Glaziers specialize in installing different glass products in skylights, windows, mirrors, and other areas where glass is needed. A few glaziers also work with marble, granite, plastics, and other materials that are used as glass substitutes. The job is physically demanding and may have safety hazards like cuts from glass or tools, as well as the potential of falling from scaffolding and ladders. Most glaziers work on a full time basis.
How to become a Glazier
Glaziers usually need a high school diploma or the equivalent and it would be helpful for one interested in this career choice to take classes in math while still in school.

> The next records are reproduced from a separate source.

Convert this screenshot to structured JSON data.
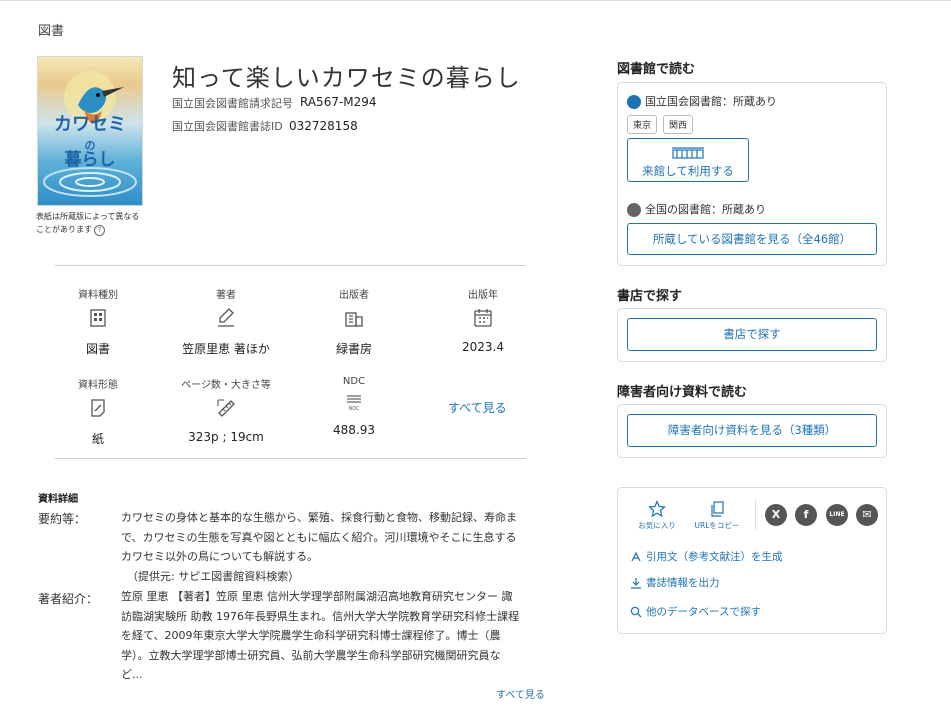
{
  "category": "図書",
  "cover": {
    "title_line1": "カワセミ",
    "title_line2": "の",
    "title_line3": "暮らし",
    "note": "表紙は所蔵版によって異なることがあります",
    "help_icon": "?"
  },
  "book": {
    "title": "知って楽しいカワセミの暮らし",
    "call_number_label": "国立国会図書館請求記号",
    "call_number": "RA567-M294",
    "bib_id_label": "国立国会図書館書誌ID",
    "bib_id": "032728158"
  },
  "facets": [
    {
      "label": "資料種別",
      "icon": "book-type-icon",
      "value": "図書"
    },
    {
      "label": "著者",
      "icon": "author-pen-icon",
      "value": "笠原里恵 著ほか"
    },
    {
      "label": "出版者",
      "icon": "publisher-building-icon",
      "value": "緑書房"
    },
    {
      "label": "出版年",
      "icon": "calendar-icon",
      "value": "2023.4"
    },
    {
      "label": "資料形態",
      "icon": "material-form-icon",
      "value": "紙"
    },
    {
      "label": "ページ数・大きさ等",
      "icon": "ruler-icon",
      "value": "323p ; 19cm"
    },
    {
      "label": "NDC",
      "icon": "ndc-icon",
      "value": "488.93",
      "icon_text": "NDC"
    }
  ],
  "facets_see_all": "すべて見る",
  "details": {
    "heading": "資料詳細",
    "summary_label": "要約等：",
    "summary_lines": [
      "カワセミの身体と基本的な生態から、繁殖、採食行動と食物、移動記録、寿命ま",
      "で、カワセミの生態を写真や図とともに幅広く紹介。河川環境やそこに生息する",
      "カワセミ以外の鳥についても解説する。",
      "（提供元: サピエ図書館資料検索）"
    ],
    "author_label": "著者紹介：",
    "author_lines": [
      "笠原 里恵 【著者】笠原 里恵 信州大学理学部附属湖沼高地教育研究センター 諏",
      "訪臨湖実験所 助教 1976年長野県生まれ。信州大学大学院教育学研究科修士課程",
      "を経て、2009年東京大学大学院農学生命科学研究科博士課程修了。博士（農",
      "学）。立教大学理学部博士研究員、弘前大学農学生命科学部研究機関研究員な",
      "ど..."
    ],
    "see_all": "すべて見る"
  },
  "sidebar": {
    "library_heading": "図書館で読む",
    "ndl_label": "国立国会図書館：所蔵あり",
    "chips": [
      "東京",
      "関西"
    ],
    "visit_button": "来館して利用する",
    "national_label": "全国の図書館：所蔵あり",
    "holding_button": "所蔵している図書館を見る（全46館）",
    "bookstore_heading": "書店で探す",
    "bookstore_button": "書店で探す",
    "accessible_heading": "障害者向け資料で読む",
    "accessible_button": "障害者向け資料を見る（3種類）",
    "favorite_label": "お気に入り",
    "copy_url_label": "URLをコピー",
    "social": [
      {
        "name": "x-share-icon",
        "glyph": "X"
      },
      {
        "name": "facebook-share-icon",
        "glyph": "f"
      },
      {
        "name": "line-share-icon",
        "glyph": "LINE"
      },
      {
        "name": "mail-share-icon",
        "glyph": "✉"
      }
    ],
    "citation_link": "引用文（参考文献注）を生成",
    "export_link": "書誌情報を出力",
    "other_db_link": "他のデータベースで探す"
  },
  "colors": {
    "accent": "#1f73b5",
    "border": "#d8d8d8"
  }
}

Typically, a glazier enters an apprenticeship program that lasts about 4 years. For every year attending, the student must complete at least 144 hours of related technical training and 2,000 hours of paid on-the-job training. Instruction includes the use of tools and equipment of the trade and learning installation techniques, as well as, safety practices and first aid and other subjects, like math and blueprint reading. Some groups sponsor apprenticeship programs, including contractor and union associations.
The qualifications for entering these apprenticeship programs are: one must be 18 years old, hold a high school diploma or the equivalent, and be physically able to perform the job. Only two states require a license, which are Florida and Connecticut, which require applicants to complete an apprenticeship, pass an exam, and have a combination of work experience and education.
Job Description of a Glazier
Glaziers have various tasks to perform on a job with different levels of difficulty. However, they typically have the duties of following specifications for the job and reading relevant blueprints. They may need to remove old or broken glass or other materials before the installation of replacement glass. He or she must properly cut glass to the specified shape and size.
Some glaziers may need to make or install moldings or sashes for the glass installation and secure them in with clips, moldings, or other fasteners. They install weather seals or putty around pane edges to seal joints. A glazier may install shower doors, table tops, security windows, storefront windows, or many other variety of glass installations.